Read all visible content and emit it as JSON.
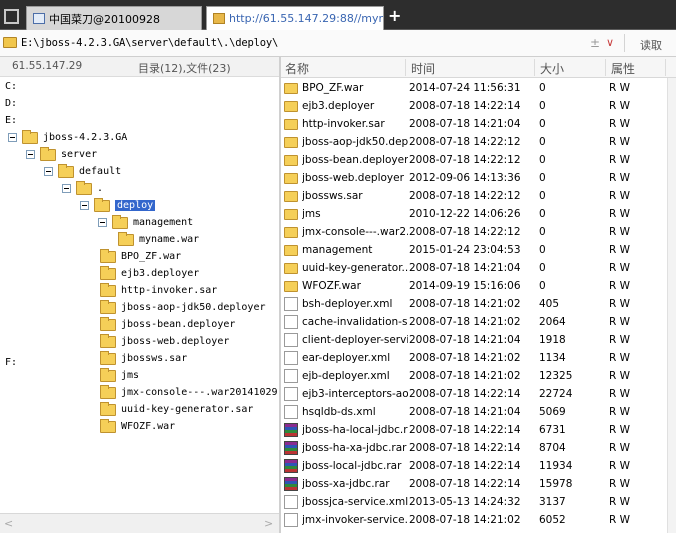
{
  "tabs": [
    {
      "label": "中国菜刀@20100928"
    },
    {
      "label": "http://61.55.147.29:88//myn..."
    }
  ],
  "address": {
    "path": "E:\\jboss-4.2.3.GA\\server\\default\\.\\deploy\\",
    "read_label": "读取"
  },
  "left_header": {
    "ip": "61.55.147.29",
    "stats": "目录(12),文件(23)"
  },
  "columns": {
    "name": "名称",
    "time": "时间",
    "size": "大小",
    "attr": "属性"
  },
  "drives": [
    "C:",
    "D:",
    "E:",
    "F:"
  ],
  "tree": [
    {
      "label": "jboss-4.2.3.GA",
      "level": 0,
      "toggle": true
    },
    {
      "label": "server",
      "level": 1,
      "toggle": true
    },
    {
      "label": "default",
      "level": 2,
      "toggle": true
    },
    {
      "label": ".",
      "level": 3,
      "toggle": true
    },
    {
      "label": "deploy",
      "level": 4,
      "toggle": true,
      "selected": true
    },
    {
      "label": "management",
      "level": 5,
      "toggle": true
    },
    {
      "label": "myname.war",
      "level": 6,
      "toggle": false
    },
    {
      "label": "BPO_ZF.war",
      "level": 5,
      "toggle": false
    },
    {
      "label": "ejb3.deployer",
      "level": 5,
      "toggle": false
    },
    {
      "label": "http-invoker.sar",
      "level": 5,
      "toggle": false
    },
    {
      "label": "jboss-aop-jdk50.deployer",
      "level": 5,
      "toggle": false
    },
    {
      "label": "jboss-bean.deployer",
      "level": 5,
      "toggle": false
    },
    {
      "label": "jboss-web.deployer",
      "level": 5,
      "toggle": false
    },
    {
      "label": "jbossws.sar",
      "level": 5,
      "toggle": false
    },
    {
      "label": "jms",
      "level": 5,
      "toggle": false
    },
    {
      "label": "jmx-console---.war20141029",
      "level": 5,
      "toggle": false
    },
    {
      "label": "uuid-key-generator.sar",
      "level": 5,
      "toggle": false
    },
    {
      "label": "WFOZF.war",
      "level": 5,
      "toggle": false
    }
  ],
  "files": [
    {
      "name": "BPO_ZF.war",
      "time": "2014-07-24 11:56:31",
      "size": "0",
      "attr": "R W",
      "icon": "folder-icon"
    },
    {
      "name": "ejb3.deployer",
      "time": "2008-07-18 14:22:14",
      "size": "0",
      "attr": "R W",
      "icon": "folder-icon"
    },
    {
      "name": "http-invoker.sar",
      "time": "2008-07-18 14:21:04",
      "size": "0",
      "attr": "R W",
      "icon": "folder-icon"
    },
    {
      "name": "jboss-aop-jdk50.dep...",
      "time": "2008-07-18 14:22:12",
      "size": "0",
      "attr": "R W",
      "icon": "folder-icon"
    },
    {
      "name": "jboss-bean.deployer",
      "time": "2008-07-18 14:22:12",
      "size": "0",
      "attr": "R W",
      "icon": "folder-icon"
    },
    {
      "name": "jboss-web.deployer",
      "time": "2012-09-06 14:13:36",
      "size": "0",
      "attr": "R W",
      "icon": "folder-icon"
    },
    {
      "name": "jbossws.sar",
      "time": "2008-07-18 14:22:12",
      "size": "0",
      "attr": "R W",
      "icon": "folder-icon"
    },
    {
      "name": "jms",
      "time": "2010-12-22 14:06:26",
      "size": "0",
      "attr": "R W",
      "icon": "folder-icon"
    },
    {
      "name": "jmx-console---.war2...",
      "time": "2008-07-18 14:22:12",
      "size": "0",
      "attr": "R W",
      "icon": "folder-icon"
    },
    {
      "name": "management",
      "time": "2015-01-24 23:04:53",
      "size": "0",
      "attr": "R W",
      "icon": "folder-icon"
    },
    {
      "name": "uuid-key-generator....",
      "time": "2008-07-18 14:21:04",
      "size": "0",
      "attr": "R W",
      "icon": "folder-icon"
    },
    {
      "name": "WFOZF.war",
      "time": "2014-09-19 15:16:06",
      "size": "0",
      "attr": "R W",
      "icon": "folder-icon"
    },
    {
      "name": "bsh-deployer.xml",
      "time": "2008-07-18 14:21:02",
      "size": "405",
      "attr": "R W",
      "icon": "file-icon"
    },
    {
      "name": "cache-invalidation-s...",
      "time": "2008-07-18 14:21:02",
      "size": "2064",
      "attr": "R W",
      "icon": "file-icon"
    },
    {
      "name": "client-deployer-servi...",
      "time": "2008-07-18 14:21:04",
      "size": "1918",
      "attr": "R W",
      "icon": "file-icon"
    },
    {
      "name": "ear-deployer.xml",
      "time": "2008-07-18 14:21:02",
      "size": "1134",
      "attr": "R W",
      "icon": "file-icon"
    },
    {
      "name": "ejb-deployer.xml",
      "time": "2008-07-18 14:21:02",
      "size": "12325",
      "attr": "R W",
      "icon": "file-icon"
    },
    {
      "name": "ejb3-interceptors-ao...",
      "time": "2008-07-18 14:22:14",
      "size": "22724",
      "attr": "R W",
      "icon": "file-icon"
    },
    {
      "name": "hsqldb-ds.xml",
      "time": "2008-07-18 14:21:04",
      "size": "5069",
      "attr": "R W",
      "icon": "file-icon"
    },
    {
      "name": "jboss-ha-local-jdbc.rar",
      "time": "2008-07-18 14:22:14",
      "size": "6731",
      "attr": "R W",
      "icon": "rar-icon"
    },
    {
      "name": "jboss-ha-xa-jdbc.rar",
      "time": "2008-07-18 14:22:14",
      "size": "8704",
      "attr": "R W",
      "icon": "rar-icon"
    },
    {
      "name": "jboss-local-jdbc.rar",
      "time": "2008-07-18 14:22:14",
      "size": "11934",
      "attr": "R W",
      "icon": "rar-icon"
    },
    {
      "name": "jboss-xa-jdbc.rar",
      "time": "2008-07-18 14:22:14",
      "size": "15978",
      "attr": "R W",
      "icon": "rar-icon"
    },
    {
      "name": "jbossjca-service.xml",
      "time": "2013-05-13 14:24:32",
      "size": "3137",
      "attr": "R W",
      "icon": "file-icon"
    },
    {
      "name": "jmx-invoker-service....",
      "time": "2008-07-18 14:21:02",
      "size": "6052",
      "attr": "R W",
      "icon": "file-icon"
    }
  ]
}
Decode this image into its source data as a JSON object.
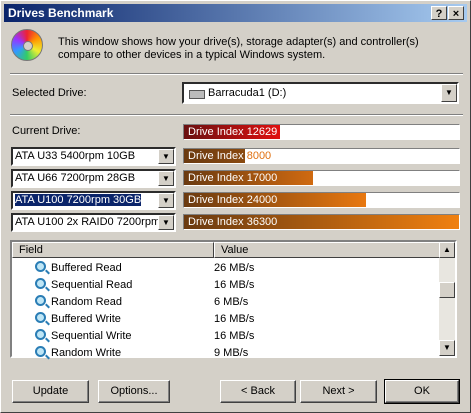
{
  "window": {
    "title": "Drives Benchmark",
    "help_label": "?",
    "close_label": "×"
  },
  "intro": "This window shows how your drive(s), storage adapter(s) and controller(s) compare to other devices in a typical Windows system.",
  "selected_drive": {
    "label": "Selected Drive:",
    "value": "Barracuda1 (D:)"
  },
  "current_drive": {
    "label": "Current Drive:",
    "bar_text": "Drive Index 12629",
    "index": 12629,
    "color": "#e01010"
  },
  "comparisons": [
    {
      "drive": "ATA U33 5400rpm 10GB",
      "bar_label": "Drive Index",
      "bar_value": "8000",
      "index": 8000,
      "color": "#8a4a10"
    },
    {
      "drive": "ATA U66 7200rpm 28GB",
      "bar_label": "Drive Index",
      "bar_value": "17000",
      "index": 17000,
      "color": "#d06a10"
    },
    {
      "drive": "ATA U100 7200rpm 30GB",
      "bar_label": "Drive Index",
      "bar_value": "24000",
      "index": 24000,
      "color": "#e87810",
      "selected": true
    },
    {
      "drive": "ATA U100 2x RAID0 7200rpm",
      "bar_label": "Drive Index",
      "bar_value": "36300",
      "index": 36300,
      "color": "#f08010"
    }
  ],
  "index_max": 36300,
  "table": {
    "headers": [
      "Field",
      "Value"
    ],
    "rows": [
      {
        "field": "Buffered Read",
        "value": "26 MB/s"
      },
      {
        "field": "Sequential Read",
        "value": "16 MB/s"
      },
      {
        "field": "Random Read",
        "value": "6 MB/s"
      },
      {
        "field": "Buffered Write",
        "value": "16 MB/s"
      },
      {
        "field": "Sequential Write",
        "value": "16 MB/s"
      },
      {
        "field": "Random Write",
        "value": "9 MB/s"
      }
    ],
    "icon": "magnifier-icon",
    "scroll_position": 0.37
  },
  "buttons": {
    "update": "Update",
    "options": "Options...",
    "back": "< Back",
    "next": "Next >",
    "ok": "OK"
  }
}
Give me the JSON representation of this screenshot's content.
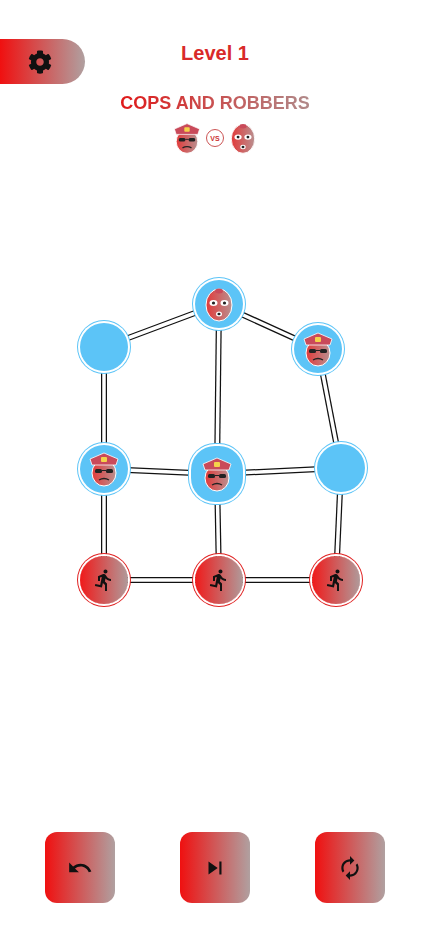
{
  "header": {
    "level": "Level 1",
    "title": "COPS AND ROBBERS",
    "versus": "VS"
  },
  "board": {
    "nodes": [
      {
        "kind": "robber",
        "selected": false
      },
      {
        "kind": "empty",
        "selected": false
      },
      {
        "kind": "cop",
        "selected": false
      },
      {
        "kind": "cop",
        "selected": false
      },
      {
        "kind": "cop",
        "selected": true
      },
      {
        "kind": "empty",
        "selected": false
      },
      {
        "kind": "exit",
        "selected": false
      },
      {
        "kind": "exit",
        "selected": false
      },
      {
        "kind": "exit",
        "selected": false
      }
    ],
    "edges": [
      [
        0,
        1
      ],
      [
        0,
        2
      ],
      [
        0,
        4
      ],
      [
        1,
        3
      ],
      [
        2,
        5
      ],
      [
        3,
        4
      ],
      [
        4,
        5
      ],
      [
        3,
        6
      ],
      [
        4,
        7
      ],
      [
        5,
        8
      ],
      [
        6,
        7
      ],
      [
        7,
        8
      ]
    ]
  }
}
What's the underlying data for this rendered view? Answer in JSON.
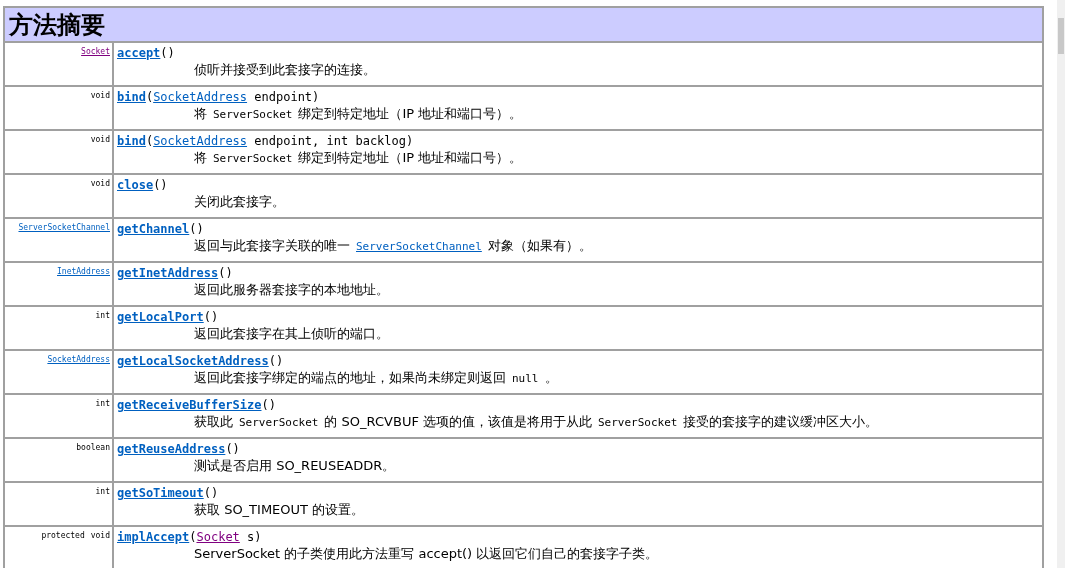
{
  "title": "方法摘要",
  "rows": [
    {
      "return": [
        {
          "text": "Socket",
          "kind": "visited"
        }
      ],
      "method": "accept",
      "params": [
        {
          "text": "()",
          "kind": "plain"
        }
      ],
      "description": [
        {
          "text": "侦听并接受到此套接字的连接。",
          "kind": "text"
        }
      ]
    },
    {
      "return": [
        {
          "text": "void",
          "kind": "plain"
        }
      ],
      "method": "bind",
      "params": [
        {
          "text": "(",
          "kind": "plain"
        },
        {
          "text": "SocketAddress",
          "kind": "link"
        },
        {
          "text": " endpoint)",
          "kind": "plain"
        }
      ],
      "description": [
        {
          "text": "将",
          "kind": "text"
        },
        {
          "text": "ServerSocket",
          "kind": "code"
        },
        {
          "text": "绑定到特定地址（IP 地址和端口号）。",
          "kind": "text"
        }
      ]
    },
    {
      "return": [
        {
          "text": "void",
          "kind": "plain"
        }
      ],
      "method": "bind",
      "params": [
        {
          "text": "(",
          "kind": "plain"
        },
        {
          "text": "SocketAddress",
          "kind": "link"
        },
        {
          "text": " endpoint, int backlog)",
          "kind": "plain"
        }
      ],
      "description": [
        {
          "text": "将",
          "kind": "text"
        },
        {
          "text": "ServerSocket",
          "kind": "code"
        },
        {
          "text": "绑定到特定地址（IP 地址和端口号）。",
          "kind": "text"
        }
      ]
    },
    {
      "return": [
        {
          "text": "void",
          "kind": "plain"
        }
      ],
      "method": "close",
      "params": [
        {
          "text": "()",
          "kind": "plain"
        }
      ],
      "description": [
        {
          "text": "关闭此套接字。",
          "kind": "text"
        }
      ]
    },
    {
      "return": [
        {
          "text": "ServerSocketChannel",
          "kind": "link"
        }
      ],
      "method": "getChannel",
      "params": [
        {
          "text": "()",
          "kind": "plain"
        }
      ],
      "description": [
        {
          "text": "返回与此套接字关联的唯一",
          "kind": "text"
        },
        {
          "text": "ServerSocketChannel",
          "kind": "link"
        },
        {
          "text": "对象（如果有）。",
          "kind": "text"
        }
      ]
    },
    {
      "return": [
        {
          "text": "InetAddress",
          "kind": "link"
        }
      ],
      "method": "getInetAddress",
      "params": [
        {
          "text": "()",
          "kind": "plain"
        }
      ],
      "description": [
        {
          "text": "返回此服务器套接字的本地地址。",
          "kind": "text"
        }
      ]
    },
    {
      "return": [
        {
          "text": "int",
          "kind": "plain"
        }
      ],
      "method": "getLocalPort",
      "params": [
        {
          "text": "()",
          "kind": "plain"
        }
      ],
      "description": [
        {
          "text": "返回此套接字在其上侦听的端口。",
          "kind": "text"
        }
      ]
    },
    {
      "return": [
        {
          "text": "SocketAddress",
          "kind": "link"
        }
      ],
      "method": "getLocalSocketAddress",
      "params": [
        {
          "text": "()",
          "kind": "plain"
        }
      ],
      "description": [
        {
          "text": "返回此套接字绑定的端点的地址，如果尚未绑定则返回",
          "kind": "text"
        },
        {
          "text": "null",
          "kind": "code"
        },
        {
          "text": "。",
          "kind": "text"
        }
      ]
    },
    {
      "return": [
        {
          "text": "int",
          "kind": "plain"
        }
      ],
      "method": "getReceiveBufferSize",
      "params": [
        {
          "text": "()",
          "kind": "plain"
        }
      ],
      "description": [
        {
          "text": "获取此",
          "kind": "text"
        },
        {
          "text": "ServerSocket",
          "kind": "code"
        },
        {
          "text": "的 SO_RCVBUF 选项的值，该值是将用于从此",
          "kind": "text"
        },
        {
          "text": "ServerSocket",
          "kind": "code"
        },
        {
          "text": "接受的套接字的建议缓冲区大小。",
          "kind": "text"
        }
      ]
    },
    {
      "return": [
        {
          "text": "boolean",
          "kind": "plain"
        }
      ],
      "method": "getReuseAddress",
      "params": [
        {
          "text": "()",
          "kind": "plain"
        }
      ],
      "description": [
        {
          "text": "测试是否启用 SO_REUSEADDR。",
          "kind": "text"
        }
      ]
    },
    {
      "return": [
        {
          "text": "int",
          "kind": "plain"
        }
      ],
      "method": "getSoTimeout",
      "params": [
        {
          "text": "()",
          "kind": "plain"
        }
      ],
      "description": [
        {
          "text": "获取 SO_TIMEOUT 的设置。",
          "kind": "text"
        }
      ]
    },
    {
      "return": [
        {
          "text": "protected",
          "kind": "plain"
        },
        {
          "text": "void",
          "kind": "plain"
        }
      ],
      "method": "implAccept",
      "params": [
        {
          "text": "(",
          "kind": "plain"
        },
        {
          "text": "Socket",
          "kind": "visited"
        },
        {
          "text": " s)",
          "kind": "plain"
        }
      ],
      "description": [
        {
          "text": "ServerSocket 的子类使用此方法重写 accept() 以返回它们自己的套接字子类。",
          "kind": "text"
        }
      ]
    }
  ]
}
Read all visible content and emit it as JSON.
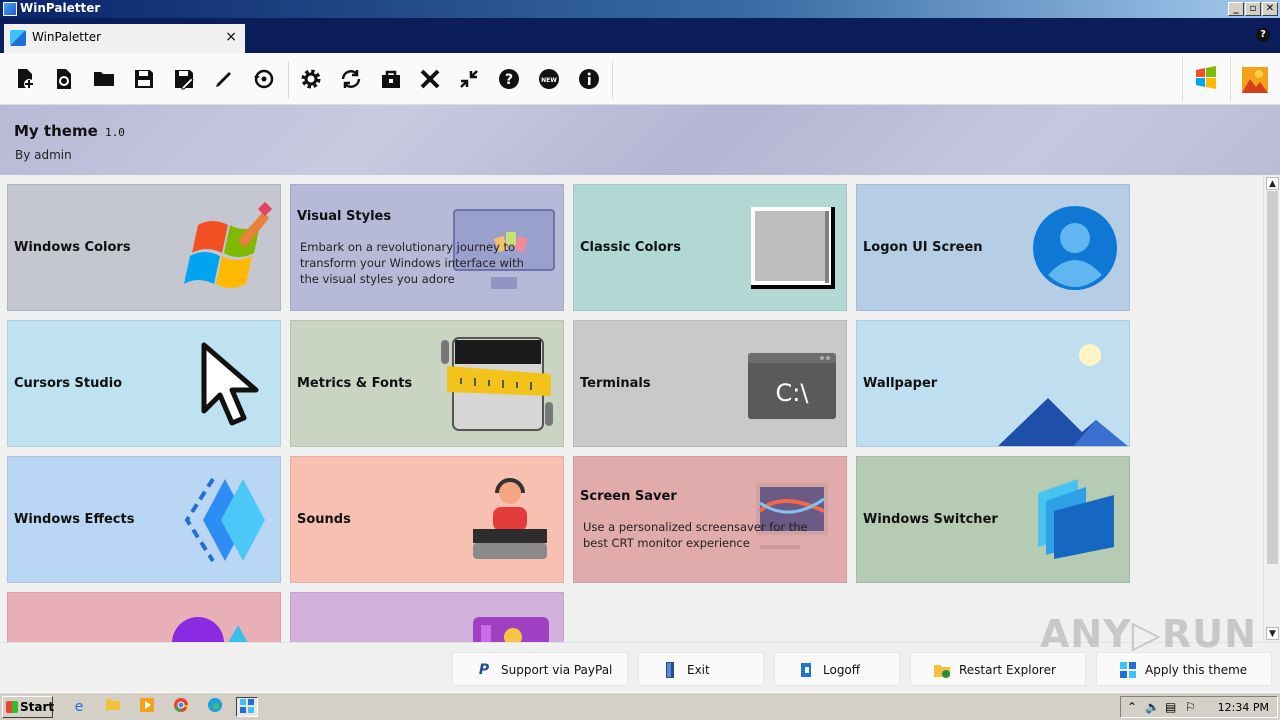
{
  "window": {
    "title": "WinPaletter",
    "min": "_",
    "max": "▫",
    "close": "✕"
  },
  "tab": {
    "label": "WinPaletter",
    "close": "×"
  },
  "help_badge": "?",
  "toolbar": {
    "icons": [
      "new-theme-icon",
      "reload-icon",
      "open-folder-icon",
      "save-icon",
      "save-as-icon",
      "edit-icon",
      "restore-icon",
      "settings-icon",
      "refresh-icon",
      "store-icon",
      "tools-icon",
      "collapse-icon",
      "help-icon",
      "whats-new-icon",
      "info-icon"
    ],
    "glyphs": [
      "🗋",
      "⟲",
      "📁",
      "💾",
      "🖫",
      "✎",
      "↺",
      "⚙",
      "⟳",
      "🔒",
      "✂",
      "⤡",
      "?",
      "New",
      "i"
    ]
  },
  "theme": {
    "name": "My theme",
    "version": "1.0",
    "author": "By admin"
  },
  "cards": [
    {
      "title": "Windows Colors",
      "desc": "",
      "bg": "#c4c6d0"
    },
    {
      "title": "Visual Styles",
      "desc": "Embark on a revolutionary journey to transform your Windows interface with the visual styles you adore",
      "bg": "#b7b9d8"
    },
    {
      "title": "Classic Colors",
      "desc": "",
      "bg": "#b2d8d6"
    },
    {
      "title": "Logon UI Screen",
      "desc": "",
      "bg": "#b6cde6"
    },
    {
      "title": "Cursors Studio",
      "desc": "",
      "bg": "#bfe2f0"
    },
    {
      "title": "Metrics & Fonts",
      "desc": "",
      "bg": "#c9d4c2"
    },
    {
      "title": "Terminals",
      "desc": "",
      "bg": "#c9c9c9"
    },
    {
      "title": "Wallpaper",
      "desc": "",
      "bg": "#bfdff0"
    },
    {
      "title": "Windows Effects",
      "desc": "",
      "bg": "#bad6f5"
    },
    {
      "title": "Sounds",
      "desc": "",
      "bg": "#f7c0b0"
    },
    {
      "title": "Screen Saver",
      "desc": "Use a personalized screensaver for the best CRT monitor experience",
      "bg": "#e1aaab"
    },
    {
      "title": "Windows Switcher",
      "desc": "",
      "bg": "#b5cbb3"
    },
    {
      "title": "",
      "desc": "",
      "bg": "#e8b0b6"
    },
    {
      "title": "",
      "desc": "",
      "bg": "#d2b2dc"
    }
  ],
  "bottom": {
    "paypal": "Support via PayPal",
    "exit": "Exit",
    "logoff": "Logoff",
    "restart": "Restart Explorer",
    "apply": "Apply this theme"
  },
  "watermark": "ANY▷RUN",
  "taskbar": {
    "start": "Start",
    "clock": "12:34 PM"
  },
  "colors": {
    "accent": "#0b1e5b",
    "paypal": "#1e4fa0",
    "exit": "#2b4a8a",
    "logoff": "#1f76d2"
  }
}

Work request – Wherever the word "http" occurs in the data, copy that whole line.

Task result –
      "label": "http://61.55.147.29:88//myn..."
      "label": "http-invoker.sar",
      "name": "http-invoker.sar",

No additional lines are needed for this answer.